Some new advanced MFA technologies will look at additional factors as well.  Where are you logging in from?  What time of day are you trying to gain access?  What device are you using?  Is the network you’re using public or private? All these factors and more are being used to verify your identity and keep your data safe.

What had Slowed Adoption of Multi Factor Authentication?

Well there are a couple of misconceptions about MFA that have kept some people from adopting it.  Some organizations have concern about potential user disruption, or that it may break something.  There are also some folks that think that MFA still requires a dongle or other security hardware.  This is not the case for most modern MFA solutions. No matter what the reasons, its time to get some better security in place.  MFA has proven to be an easy effective way to protect your crucial data and stay safe online.  Its time to make plans to put it in place for your organization.

How Can I Get Started?

One of the easiest ways to get multi factor authentication put in place is to get yourself a good authenticator app on your cell phone.  Duo gives us a good rundown of how these apps typically work. Typically, a 2FA transaction happens like this:

  1. The user logs in to the website or service with their username and password.
  2. Password is validated by an authentication server, and if correct, the user becomes eligible for the second factor.
  3. The authentication server sends a unique code to the user’s second-factor device.
  4. The user confirms their identity by approving the additional authentication from their second-factor device.

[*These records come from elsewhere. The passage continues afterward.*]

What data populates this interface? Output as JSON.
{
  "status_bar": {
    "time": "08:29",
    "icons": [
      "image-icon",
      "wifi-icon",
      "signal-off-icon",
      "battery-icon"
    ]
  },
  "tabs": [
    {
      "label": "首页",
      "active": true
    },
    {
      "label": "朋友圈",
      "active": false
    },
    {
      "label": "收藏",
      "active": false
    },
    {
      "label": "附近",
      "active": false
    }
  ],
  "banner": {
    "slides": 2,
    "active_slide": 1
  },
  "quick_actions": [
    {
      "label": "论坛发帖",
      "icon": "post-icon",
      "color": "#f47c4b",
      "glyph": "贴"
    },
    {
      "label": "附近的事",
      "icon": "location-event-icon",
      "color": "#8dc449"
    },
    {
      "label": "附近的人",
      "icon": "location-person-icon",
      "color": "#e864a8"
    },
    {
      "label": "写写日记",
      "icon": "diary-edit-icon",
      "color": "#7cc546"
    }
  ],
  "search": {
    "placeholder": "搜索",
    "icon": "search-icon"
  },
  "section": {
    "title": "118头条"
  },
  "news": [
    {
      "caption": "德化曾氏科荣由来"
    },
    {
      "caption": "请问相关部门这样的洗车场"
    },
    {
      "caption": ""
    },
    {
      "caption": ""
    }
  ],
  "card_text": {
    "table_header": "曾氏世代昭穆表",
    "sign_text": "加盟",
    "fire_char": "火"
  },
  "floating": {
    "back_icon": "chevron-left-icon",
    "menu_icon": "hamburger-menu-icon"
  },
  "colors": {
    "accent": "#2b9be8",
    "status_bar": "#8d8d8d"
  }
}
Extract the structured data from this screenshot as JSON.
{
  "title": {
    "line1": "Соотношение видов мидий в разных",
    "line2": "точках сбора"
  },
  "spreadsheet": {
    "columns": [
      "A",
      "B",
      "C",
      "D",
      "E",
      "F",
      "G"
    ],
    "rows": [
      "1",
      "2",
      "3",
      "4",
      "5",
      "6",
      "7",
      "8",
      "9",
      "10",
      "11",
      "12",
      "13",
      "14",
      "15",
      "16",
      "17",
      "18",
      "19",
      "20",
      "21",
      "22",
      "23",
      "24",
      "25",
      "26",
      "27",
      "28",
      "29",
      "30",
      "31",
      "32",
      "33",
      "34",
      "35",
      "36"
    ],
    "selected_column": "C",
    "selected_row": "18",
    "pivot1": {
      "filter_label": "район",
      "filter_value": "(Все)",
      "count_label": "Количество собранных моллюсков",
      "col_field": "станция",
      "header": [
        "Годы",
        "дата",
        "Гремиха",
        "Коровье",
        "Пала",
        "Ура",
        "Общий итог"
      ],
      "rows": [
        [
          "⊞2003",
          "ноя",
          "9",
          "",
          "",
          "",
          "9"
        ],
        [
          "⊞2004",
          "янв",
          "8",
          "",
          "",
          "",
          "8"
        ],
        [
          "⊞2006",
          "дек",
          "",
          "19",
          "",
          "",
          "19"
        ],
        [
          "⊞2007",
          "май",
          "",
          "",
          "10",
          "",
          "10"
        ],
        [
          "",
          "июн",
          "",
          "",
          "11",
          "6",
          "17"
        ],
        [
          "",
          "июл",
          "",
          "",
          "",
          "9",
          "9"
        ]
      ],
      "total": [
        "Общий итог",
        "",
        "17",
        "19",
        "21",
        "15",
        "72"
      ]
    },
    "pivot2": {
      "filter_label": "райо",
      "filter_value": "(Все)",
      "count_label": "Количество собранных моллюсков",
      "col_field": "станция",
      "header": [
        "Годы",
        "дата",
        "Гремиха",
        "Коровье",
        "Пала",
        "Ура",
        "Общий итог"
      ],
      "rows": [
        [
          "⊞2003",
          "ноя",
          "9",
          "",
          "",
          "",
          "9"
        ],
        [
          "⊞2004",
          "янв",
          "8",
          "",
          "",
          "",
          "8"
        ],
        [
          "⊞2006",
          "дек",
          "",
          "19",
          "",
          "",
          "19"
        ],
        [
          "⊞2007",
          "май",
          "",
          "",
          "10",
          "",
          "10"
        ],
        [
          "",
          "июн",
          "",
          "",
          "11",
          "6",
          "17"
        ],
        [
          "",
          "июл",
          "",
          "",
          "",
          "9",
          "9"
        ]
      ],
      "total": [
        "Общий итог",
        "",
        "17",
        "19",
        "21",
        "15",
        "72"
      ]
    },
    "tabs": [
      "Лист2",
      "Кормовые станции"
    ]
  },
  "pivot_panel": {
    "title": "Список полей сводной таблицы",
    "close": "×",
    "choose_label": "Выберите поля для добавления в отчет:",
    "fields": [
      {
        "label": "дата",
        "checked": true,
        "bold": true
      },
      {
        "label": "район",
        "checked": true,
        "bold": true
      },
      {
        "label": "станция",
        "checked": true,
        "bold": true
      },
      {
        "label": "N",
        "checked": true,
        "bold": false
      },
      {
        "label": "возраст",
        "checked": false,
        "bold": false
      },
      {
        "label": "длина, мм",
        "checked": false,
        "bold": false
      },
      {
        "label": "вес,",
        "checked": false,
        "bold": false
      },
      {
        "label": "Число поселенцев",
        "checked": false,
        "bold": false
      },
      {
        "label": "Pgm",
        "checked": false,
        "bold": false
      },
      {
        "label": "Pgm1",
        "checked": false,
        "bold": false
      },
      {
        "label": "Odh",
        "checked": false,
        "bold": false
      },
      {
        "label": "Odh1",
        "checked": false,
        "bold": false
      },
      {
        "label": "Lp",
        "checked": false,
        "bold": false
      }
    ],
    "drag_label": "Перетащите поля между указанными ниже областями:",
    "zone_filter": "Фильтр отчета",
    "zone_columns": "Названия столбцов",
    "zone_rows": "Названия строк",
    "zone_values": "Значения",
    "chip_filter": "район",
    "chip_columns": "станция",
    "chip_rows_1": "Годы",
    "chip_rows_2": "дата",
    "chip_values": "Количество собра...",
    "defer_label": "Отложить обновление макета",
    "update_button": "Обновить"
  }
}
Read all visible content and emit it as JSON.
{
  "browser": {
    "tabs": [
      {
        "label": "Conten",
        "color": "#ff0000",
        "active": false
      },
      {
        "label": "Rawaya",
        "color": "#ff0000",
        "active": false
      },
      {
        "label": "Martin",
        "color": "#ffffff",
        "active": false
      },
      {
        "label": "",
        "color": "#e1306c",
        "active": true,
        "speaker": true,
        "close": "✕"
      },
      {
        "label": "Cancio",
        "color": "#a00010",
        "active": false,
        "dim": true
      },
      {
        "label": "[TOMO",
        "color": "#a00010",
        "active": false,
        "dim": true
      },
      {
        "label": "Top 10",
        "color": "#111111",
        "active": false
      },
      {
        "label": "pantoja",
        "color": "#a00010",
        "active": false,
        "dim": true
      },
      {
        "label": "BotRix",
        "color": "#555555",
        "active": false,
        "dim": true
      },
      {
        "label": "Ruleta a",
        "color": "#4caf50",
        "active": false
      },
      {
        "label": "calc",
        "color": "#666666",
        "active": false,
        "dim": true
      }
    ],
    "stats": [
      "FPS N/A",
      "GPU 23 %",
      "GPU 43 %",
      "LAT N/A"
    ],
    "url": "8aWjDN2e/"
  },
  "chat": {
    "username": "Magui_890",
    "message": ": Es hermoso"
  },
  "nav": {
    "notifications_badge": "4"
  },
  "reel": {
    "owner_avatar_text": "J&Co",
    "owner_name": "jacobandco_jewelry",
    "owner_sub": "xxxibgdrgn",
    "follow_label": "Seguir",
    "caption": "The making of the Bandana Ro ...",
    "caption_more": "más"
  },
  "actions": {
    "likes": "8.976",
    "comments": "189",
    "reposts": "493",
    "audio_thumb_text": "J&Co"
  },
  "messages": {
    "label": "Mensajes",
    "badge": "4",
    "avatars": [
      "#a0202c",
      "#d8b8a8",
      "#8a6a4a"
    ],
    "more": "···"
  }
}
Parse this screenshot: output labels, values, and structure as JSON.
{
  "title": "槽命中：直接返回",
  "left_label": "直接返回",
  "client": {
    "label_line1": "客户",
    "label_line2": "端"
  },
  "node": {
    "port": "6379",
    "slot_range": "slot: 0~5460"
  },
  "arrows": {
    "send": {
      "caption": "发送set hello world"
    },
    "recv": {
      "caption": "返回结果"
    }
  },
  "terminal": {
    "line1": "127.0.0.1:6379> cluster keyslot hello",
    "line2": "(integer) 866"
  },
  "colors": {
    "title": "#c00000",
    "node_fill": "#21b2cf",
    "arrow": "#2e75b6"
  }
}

There is a little bit of setup involved, but once you have the authenticator app set up they are pretty slick to use and don’t take as much time as you would think.  There are several good authenticator apps worth looking at on the market.  Gizmodo gives a good rundown.  I’ll mention their top 5 briefly.

  1. Google Authenticator
  2. Microsoft Authenticator
  3. Authy
  4. LastPass
  5. Duo Mobile

There are a lot of others that will likely do the job as well, but these ones are some of the most popular.  Authy is my personal favorite for ease of use.  It’s a free download so give it a shot.

Multi Factor Authentication for your business

Setting up MFA for your business applications and data can be a little more complex.  If you use Microsoft Office 365 Suite MFA is a built-in feature you simply need to turn on.  They give you a nice walk-through on how to do it here.  Google’s gsuite has similar features and their own walk-through you can check out. MFA can also be enabled on recent versions of Microsoft Server.  They have a walk-through for that here. What about your those other applications that are specific to your business?  How do you secure those?  That answer isn’t as straightforward.  Many software manufacturers have started including MFA as an option for their logins, so that’s a great place to start.  If you have access to the admin settings on that software look for security features and see if there is a toggle to turn MFA on.  It may require an authenticator app like the ones mentioned above to function.  If that is the case set it up on the app and you’ll likely be good to go. Not all software manufacturers support MFA.  That makes those applications much harder to secure.  If this is the case for you reach out to the software manufacturer and see what can be done.  If they have enough requests most software manufacturers will fast track that feature into the next update. You may need to repeat this process if your business uses multiple applications and logins.  Think about all the places you keep data and work to secure them if possible.

In Summary

99.9% of attacks can be blocked with MFA!  What are you waiting for?  Take the time to secure your business data today.  You won’t regret it.  It’s easy to use, won’t slow you down, and could mean the difference between a happy safe business and one that got breeched. If this process seems overwhelming or you need help with other IT security concerns i.t.NOW stands ready to help.  We have over 20 years’ experience securing clients networks and protecting their data.  We can help you put the right solutions like MFA in place so you can have confidence your data is safe.  Give us a call today!